Directions for this task =
Your job is to copy the lines from the material that include "reply".

Material shown =
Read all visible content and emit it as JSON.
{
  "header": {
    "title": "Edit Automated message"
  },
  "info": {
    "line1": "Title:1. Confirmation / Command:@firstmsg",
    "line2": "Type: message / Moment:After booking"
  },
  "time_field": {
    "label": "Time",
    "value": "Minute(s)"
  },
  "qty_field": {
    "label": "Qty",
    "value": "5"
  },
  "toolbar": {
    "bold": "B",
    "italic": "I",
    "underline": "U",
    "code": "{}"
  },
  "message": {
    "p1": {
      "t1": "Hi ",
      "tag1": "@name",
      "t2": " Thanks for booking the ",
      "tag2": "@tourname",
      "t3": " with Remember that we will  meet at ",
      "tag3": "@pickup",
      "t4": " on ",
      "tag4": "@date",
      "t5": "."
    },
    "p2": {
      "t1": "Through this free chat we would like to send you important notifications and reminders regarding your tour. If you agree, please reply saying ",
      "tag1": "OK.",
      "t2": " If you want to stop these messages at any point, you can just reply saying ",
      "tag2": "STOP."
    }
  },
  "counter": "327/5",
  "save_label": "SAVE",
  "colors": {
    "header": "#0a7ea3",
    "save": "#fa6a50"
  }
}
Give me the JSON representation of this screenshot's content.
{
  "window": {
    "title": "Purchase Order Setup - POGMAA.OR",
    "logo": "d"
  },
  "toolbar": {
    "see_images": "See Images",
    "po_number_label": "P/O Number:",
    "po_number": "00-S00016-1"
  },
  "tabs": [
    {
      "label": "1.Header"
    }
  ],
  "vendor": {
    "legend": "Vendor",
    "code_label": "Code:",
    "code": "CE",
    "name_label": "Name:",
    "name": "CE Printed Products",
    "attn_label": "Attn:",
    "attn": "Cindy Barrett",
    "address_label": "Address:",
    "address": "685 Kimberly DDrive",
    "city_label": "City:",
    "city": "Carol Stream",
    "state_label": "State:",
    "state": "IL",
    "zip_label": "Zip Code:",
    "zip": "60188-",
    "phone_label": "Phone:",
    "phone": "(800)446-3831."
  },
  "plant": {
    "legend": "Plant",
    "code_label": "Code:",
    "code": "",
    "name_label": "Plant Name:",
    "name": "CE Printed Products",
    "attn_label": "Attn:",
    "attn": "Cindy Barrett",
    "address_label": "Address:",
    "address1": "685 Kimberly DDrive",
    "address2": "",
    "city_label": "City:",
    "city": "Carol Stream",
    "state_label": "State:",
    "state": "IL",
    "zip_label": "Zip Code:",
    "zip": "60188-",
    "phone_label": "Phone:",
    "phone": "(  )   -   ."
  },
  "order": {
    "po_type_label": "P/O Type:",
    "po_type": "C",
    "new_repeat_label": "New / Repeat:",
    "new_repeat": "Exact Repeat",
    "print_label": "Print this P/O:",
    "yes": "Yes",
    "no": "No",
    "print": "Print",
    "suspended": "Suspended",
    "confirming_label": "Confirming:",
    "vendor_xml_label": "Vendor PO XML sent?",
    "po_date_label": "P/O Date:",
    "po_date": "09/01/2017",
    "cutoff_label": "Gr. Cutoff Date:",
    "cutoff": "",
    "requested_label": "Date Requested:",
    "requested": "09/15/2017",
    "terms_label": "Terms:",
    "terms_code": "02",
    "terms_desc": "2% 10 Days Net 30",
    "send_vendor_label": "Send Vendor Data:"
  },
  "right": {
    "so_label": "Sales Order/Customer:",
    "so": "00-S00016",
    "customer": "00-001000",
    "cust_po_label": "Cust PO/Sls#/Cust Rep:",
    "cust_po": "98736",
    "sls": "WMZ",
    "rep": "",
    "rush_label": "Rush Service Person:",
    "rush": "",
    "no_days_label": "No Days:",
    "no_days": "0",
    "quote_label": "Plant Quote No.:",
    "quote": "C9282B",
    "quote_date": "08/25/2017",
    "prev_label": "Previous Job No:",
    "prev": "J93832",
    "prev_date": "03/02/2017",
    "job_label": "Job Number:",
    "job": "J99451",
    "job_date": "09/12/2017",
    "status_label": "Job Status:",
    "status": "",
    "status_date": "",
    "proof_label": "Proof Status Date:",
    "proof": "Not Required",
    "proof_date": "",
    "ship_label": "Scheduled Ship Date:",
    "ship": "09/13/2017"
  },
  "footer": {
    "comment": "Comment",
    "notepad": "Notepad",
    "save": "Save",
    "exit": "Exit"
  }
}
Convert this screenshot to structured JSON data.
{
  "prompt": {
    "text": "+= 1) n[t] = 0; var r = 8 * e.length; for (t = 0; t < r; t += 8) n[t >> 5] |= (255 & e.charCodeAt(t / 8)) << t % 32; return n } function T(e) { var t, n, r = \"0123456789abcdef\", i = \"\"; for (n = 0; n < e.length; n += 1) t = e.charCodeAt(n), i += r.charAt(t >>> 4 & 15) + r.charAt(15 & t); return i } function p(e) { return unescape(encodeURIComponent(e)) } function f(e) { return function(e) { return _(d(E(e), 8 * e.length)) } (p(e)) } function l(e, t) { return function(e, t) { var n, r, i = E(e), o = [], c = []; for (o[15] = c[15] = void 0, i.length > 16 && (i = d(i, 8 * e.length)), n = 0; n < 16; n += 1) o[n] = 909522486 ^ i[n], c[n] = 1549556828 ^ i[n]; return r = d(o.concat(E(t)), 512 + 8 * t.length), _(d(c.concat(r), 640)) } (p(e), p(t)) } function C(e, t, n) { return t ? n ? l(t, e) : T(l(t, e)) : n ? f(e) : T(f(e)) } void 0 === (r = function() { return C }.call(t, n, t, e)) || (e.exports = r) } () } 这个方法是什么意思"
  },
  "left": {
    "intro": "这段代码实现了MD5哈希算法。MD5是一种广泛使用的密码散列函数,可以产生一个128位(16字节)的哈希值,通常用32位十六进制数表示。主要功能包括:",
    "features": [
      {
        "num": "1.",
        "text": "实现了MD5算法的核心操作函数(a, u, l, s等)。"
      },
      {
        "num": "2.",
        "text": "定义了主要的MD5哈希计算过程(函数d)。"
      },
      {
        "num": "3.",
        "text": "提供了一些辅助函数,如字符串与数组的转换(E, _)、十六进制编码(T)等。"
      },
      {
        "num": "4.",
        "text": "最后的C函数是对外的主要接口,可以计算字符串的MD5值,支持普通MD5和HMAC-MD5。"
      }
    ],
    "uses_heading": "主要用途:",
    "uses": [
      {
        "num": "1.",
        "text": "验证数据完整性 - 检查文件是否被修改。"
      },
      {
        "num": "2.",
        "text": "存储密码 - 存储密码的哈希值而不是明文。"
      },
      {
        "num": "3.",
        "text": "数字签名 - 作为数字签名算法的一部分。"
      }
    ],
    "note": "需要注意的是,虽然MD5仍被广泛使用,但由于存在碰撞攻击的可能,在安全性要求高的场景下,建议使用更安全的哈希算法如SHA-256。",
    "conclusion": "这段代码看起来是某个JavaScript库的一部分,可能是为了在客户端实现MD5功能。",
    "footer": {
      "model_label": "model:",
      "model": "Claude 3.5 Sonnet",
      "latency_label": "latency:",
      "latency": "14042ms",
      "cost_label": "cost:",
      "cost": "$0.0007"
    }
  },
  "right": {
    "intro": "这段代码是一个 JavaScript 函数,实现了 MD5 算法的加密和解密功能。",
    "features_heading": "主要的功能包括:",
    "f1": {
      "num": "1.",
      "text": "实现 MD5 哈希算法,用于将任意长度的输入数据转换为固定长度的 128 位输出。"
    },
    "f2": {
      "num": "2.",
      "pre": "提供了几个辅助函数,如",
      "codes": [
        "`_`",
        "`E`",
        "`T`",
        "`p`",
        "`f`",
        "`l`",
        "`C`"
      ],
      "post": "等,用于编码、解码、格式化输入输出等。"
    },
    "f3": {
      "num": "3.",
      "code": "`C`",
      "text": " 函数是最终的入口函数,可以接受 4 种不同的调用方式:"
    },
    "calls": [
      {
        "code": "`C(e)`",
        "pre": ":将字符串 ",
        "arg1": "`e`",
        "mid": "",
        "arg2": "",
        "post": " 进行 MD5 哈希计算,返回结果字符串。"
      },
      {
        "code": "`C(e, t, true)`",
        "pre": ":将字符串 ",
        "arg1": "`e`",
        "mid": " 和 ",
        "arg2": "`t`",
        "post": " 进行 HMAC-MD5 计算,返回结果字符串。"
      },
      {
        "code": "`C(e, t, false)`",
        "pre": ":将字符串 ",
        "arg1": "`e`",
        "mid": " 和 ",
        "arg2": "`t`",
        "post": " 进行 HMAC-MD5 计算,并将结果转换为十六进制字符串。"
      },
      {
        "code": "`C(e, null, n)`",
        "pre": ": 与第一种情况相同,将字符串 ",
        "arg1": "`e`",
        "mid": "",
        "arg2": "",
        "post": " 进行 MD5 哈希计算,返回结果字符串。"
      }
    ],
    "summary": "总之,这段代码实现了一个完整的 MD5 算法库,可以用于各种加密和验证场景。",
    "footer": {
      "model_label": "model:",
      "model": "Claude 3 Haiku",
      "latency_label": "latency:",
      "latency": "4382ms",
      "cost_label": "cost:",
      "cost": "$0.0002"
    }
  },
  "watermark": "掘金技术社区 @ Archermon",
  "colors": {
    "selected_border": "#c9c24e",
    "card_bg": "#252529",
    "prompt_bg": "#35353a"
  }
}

Response to the exercise =
      "t1": "Through this free chat we would like to send you important notifications and reminders regarding your tour. If you agree, please reply saying ",
      "t2": " If you want to stop these messages at any point, you can just reply saying ",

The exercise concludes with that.